Once you know what bay to empty, turn off Time Machine, then shut down the machine and remove the drive (follow the link mentioned at the start of this post for how to do this). I should point out that, if you need to, once the disk is removed, you can restart the machine and use it for a while. The RAID will still be degraded, but will function with one disk if needed. (I ran in this state for a while while waiting for my replacement drive.)
Once the disk is removed, you have a couple of choices: you can try to repair the disk, or you can replace it. If you want to try repairing the disk, you should do so using a totally different machine. The reason for this is that once a disk has RAID information put on it, there is a chance that it will try to sync with other RAID disks as soon as it is put on a system with them, which could blow the information away.

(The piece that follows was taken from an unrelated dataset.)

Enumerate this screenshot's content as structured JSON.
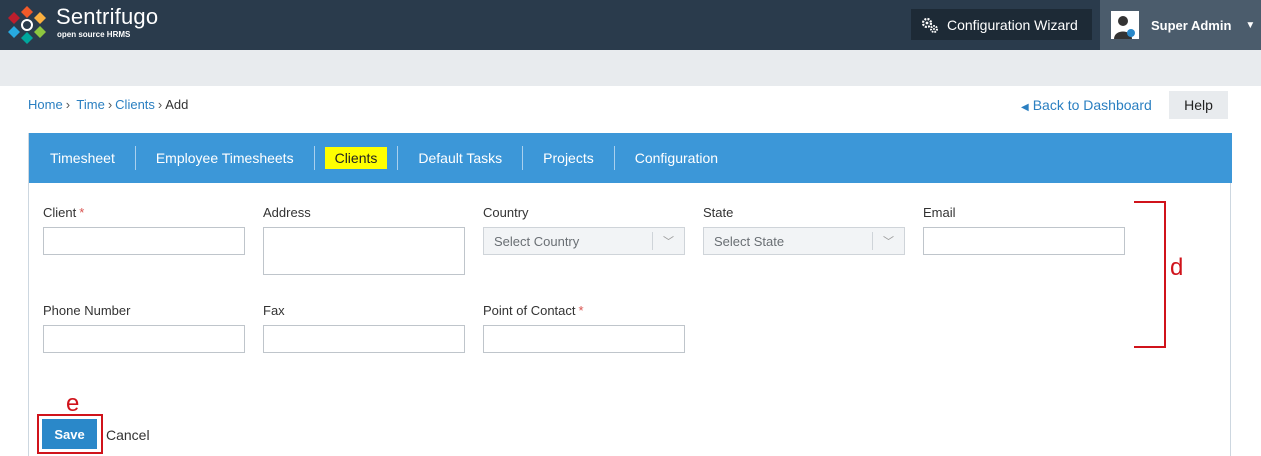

One tool that helps immensely in messing with drives and moving them around is something like the NewerTech Voyager Q. This is a box that has several different kinds of disk interface on the back (USB, FireWire, eSATA) and a slot on top into which a SATA disk can be plugged, without messing with screws and mounting brackets and such. It’s totally worth the $70.
Anyway, however you do it, mount the drive on a different box and try to repair it. In my case, this didn’t work, and I had to replace the drive. If you must do so, it is crucial that you get a drive with the same capacity as the good drive in the RAID. Ideally, you want the same exact model of drive.
So, now that you have either a repaired or new disk, you hit the most important land mine: if you try to install this disk into your RAID, and it has some residual RAID information on it, it may hose your data. So, you need to reformat the drive before you add it in. Again, this is best done on a totally different machine. Being paranoid, I reformatted mine to FAT, then reformatted again to HFS, doing a single pass zeroing out of the data.
Now, install the drive into the main machine and startup. Once you are up and running, launch Disk Utility again. Get to the RAID section. As far as the software knows, the old drive it knew about is still missing, so you’ll see something much like the screenshot above.
If you click on the “Missing” part of the RAID in the UI, the buttons at the bottom should change to “Delete” and “Demote”. You should avoid the first one entirely, and only use “Demote”. This will pull the bad disk out of the RAID, but leave the original disk as part of the RAID.
You can now also drag the new disk into the RAID list:
Once both of these are done, click the parent item in the RAID list. One of the buttons on the bottom will change to “Rebuild”. Hit this button. You will get a confirmation dialog:
Click “Rebuild”, and then watch the progress:
Rebuilding takes hours, so read a book or something. Once it is done, the RAID should be just how you left it, but in full working order. Turn Time Machine back on and away you go.